Your Time is Gonna Come was originally recorded by Led Zeppelin in 1968 and appeared on their eponymous debut album in 1969. After its recording it was never played live by the band.

Rock El Casbah – Rachid Taha

Rachid Taha (1958-2018) was an Algerian musician and activist based in France. In the late 1970s Taha founded a nightclub called Les Refoulés (The Rejects) where he would DJ Arabic pop classics over Led Zeppelin, Bo Diddley and Kraftwerk backbeats. Taha later became the lead vocalist for the Arab-language rock group Carte de Sejour, meaning Green Card or Residence Permit, who were strongly influenced by The Clash.

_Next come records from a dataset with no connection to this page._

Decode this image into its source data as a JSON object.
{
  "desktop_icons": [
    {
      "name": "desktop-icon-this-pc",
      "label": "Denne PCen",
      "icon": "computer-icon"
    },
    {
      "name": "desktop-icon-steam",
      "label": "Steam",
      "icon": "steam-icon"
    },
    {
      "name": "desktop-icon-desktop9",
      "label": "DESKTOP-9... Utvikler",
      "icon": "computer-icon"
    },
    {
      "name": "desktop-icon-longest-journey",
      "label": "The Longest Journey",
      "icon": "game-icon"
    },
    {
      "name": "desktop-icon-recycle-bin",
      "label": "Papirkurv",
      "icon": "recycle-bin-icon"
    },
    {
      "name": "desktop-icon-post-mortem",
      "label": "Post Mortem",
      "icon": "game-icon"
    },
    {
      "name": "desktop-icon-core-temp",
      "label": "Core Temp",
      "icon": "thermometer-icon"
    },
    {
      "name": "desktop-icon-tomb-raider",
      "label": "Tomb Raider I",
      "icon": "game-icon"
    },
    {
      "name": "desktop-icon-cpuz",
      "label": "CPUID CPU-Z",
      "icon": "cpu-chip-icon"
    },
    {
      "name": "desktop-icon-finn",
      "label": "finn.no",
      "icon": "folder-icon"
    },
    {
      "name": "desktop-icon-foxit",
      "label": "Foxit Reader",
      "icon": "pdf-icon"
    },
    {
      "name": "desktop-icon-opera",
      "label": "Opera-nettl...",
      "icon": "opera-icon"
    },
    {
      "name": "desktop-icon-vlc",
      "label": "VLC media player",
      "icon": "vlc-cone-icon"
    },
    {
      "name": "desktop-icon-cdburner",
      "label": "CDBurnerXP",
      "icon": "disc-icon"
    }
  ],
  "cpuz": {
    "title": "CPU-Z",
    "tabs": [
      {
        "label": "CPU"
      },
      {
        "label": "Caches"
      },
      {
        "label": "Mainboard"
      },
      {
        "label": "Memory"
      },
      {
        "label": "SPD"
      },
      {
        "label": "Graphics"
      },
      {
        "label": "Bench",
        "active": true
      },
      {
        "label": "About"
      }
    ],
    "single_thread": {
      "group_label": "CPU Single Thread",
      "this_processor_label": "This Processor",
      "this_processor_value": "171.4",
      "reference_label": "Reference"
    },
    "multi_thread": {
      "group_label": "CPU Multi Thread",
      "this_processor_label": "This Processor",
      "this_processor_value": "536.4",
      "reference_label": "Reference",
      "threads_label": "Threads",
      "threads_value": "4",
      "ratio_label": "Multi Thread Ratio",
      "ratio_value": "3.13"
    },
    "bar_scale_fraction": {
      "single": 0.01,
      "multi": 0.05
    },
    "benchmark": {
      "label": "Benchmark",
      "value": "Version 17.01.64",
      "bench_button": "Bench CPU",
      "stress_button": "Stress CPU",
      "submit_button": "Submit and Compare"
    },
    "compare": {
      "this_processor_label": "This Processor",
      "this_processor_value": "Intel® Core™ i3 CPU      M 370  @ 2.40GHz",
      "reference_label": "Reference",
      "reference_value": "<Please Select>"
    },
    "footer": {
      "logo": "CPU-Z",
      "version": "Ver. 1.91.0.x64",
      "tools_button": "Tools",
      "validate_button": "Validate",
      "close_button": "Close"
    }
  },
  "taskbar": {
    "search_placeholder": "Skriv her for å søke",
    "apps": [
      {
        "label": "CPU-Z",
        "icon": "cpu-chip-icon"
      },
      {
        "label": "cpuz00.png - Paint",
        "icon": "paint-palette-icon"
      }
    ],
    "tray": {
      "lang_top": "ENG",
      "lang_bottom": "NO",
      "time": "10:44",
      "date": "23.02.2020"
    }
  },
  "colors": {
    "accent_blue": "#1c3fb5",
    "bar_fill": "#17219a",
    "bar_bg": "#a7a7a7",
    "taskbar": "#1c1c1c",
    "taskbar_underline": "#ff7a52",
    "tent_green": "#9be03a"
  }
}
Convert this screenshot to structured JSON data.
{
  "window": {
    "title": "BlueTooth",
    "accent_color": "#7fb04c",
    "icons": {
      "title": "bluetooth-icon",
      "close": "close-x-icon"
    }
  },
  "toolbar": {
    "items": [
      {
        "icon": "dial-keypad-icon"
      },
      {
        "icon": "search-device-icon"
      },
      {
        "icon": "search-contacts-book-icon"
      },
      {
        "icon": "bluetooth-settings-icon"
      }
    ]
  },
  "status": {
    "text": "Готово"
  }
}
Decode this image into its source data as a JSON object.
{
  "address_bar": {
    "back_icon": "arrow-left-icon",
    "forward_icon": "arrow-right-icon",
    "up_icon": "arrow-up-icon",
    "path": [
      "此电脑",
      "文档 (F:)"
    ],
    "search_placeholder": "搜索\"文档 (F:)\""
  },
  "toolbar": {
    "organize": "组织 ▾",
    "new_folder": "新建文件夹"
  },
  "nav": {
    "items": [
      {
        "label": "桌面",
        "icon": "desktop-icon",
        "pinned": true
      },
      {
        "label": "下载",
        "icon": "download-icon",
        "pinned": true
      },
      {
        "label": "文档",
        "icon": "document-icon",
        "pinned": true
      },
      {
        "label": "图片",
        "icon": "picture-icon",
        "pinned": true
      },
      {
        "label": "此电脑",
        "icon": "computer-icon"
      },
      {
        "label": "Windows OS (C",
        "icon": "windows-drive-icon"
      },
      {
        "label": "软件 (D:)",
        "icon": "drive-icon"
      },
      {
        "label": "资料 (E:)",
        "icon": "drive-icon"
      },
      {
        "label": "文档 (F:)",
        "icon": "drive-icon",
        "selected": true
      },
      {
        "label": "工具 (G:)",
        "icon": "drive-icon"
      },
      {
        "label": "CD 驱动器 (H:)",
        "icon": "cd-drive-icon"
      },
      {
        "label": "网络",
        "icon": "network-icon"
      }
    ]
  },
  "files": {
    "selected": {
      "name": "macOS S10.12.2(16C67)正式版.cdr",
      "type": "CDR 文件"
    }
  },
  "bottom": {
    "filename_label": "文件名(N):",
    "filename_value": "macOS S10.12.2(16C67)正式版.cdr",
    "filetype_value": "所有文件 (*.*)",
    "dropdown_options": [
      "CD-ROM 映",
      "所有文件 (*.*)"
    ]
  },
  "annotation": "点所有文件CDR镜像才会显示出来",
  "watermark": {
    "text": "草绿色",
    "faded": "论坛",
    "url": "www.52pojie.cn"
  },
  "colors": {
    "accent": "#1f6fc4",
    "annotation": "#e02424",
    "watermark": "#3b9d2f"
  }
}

In 1981 Taha met The Clash in Paris before they were due to play at the Théâtre Mogador. Taha gave them a copy of a demo tape by Carte de Séjour. “They looked interested,” remembers Taha, “but when they didn’t get in touch, I thought nothing of it. Then, a few months later, I heard Rock the Casbah…Maybe they did hear it after all.”

Unlike the majority of The Clash’s songs, the music for Rock the Casbah was written by the band’s drummer Topper Headon. Before hearing Headon’s music, Strummer had already come up with the phrases ‘rock the casbah’ and ‘you’ll have to let that raga drop’ as lyrical ideas that he was considering for future songs. After hearing Headon’s music, Strummer went into the studio’s toilets and wrote lyrics to match the song’s melody.

In the mid 2000’s Mick Jones joined Rachid Taha for several performances of Rock El Casbah in support of the Stop The War Coalition who had formed to protest unjust wars, including The War on Terror instigated by the United States after the 9/11 attacks.

Summertime – Rosinha De Valença

Born in Rio de Jainero in 1941, Rosinha de Valença was a Brazilian composer, arranger and musician. She was considered one of the best acoustic guitarists in Brazilian music. At the age of 50 she suffered brain damage as the result of a heart attack and fell into a vegetative state. She died of respiratory failure 12 years later in 2004.

Summertime was originally composed as an aria by George Gershwin for the 1935 opera ‘Porgy and Bess’.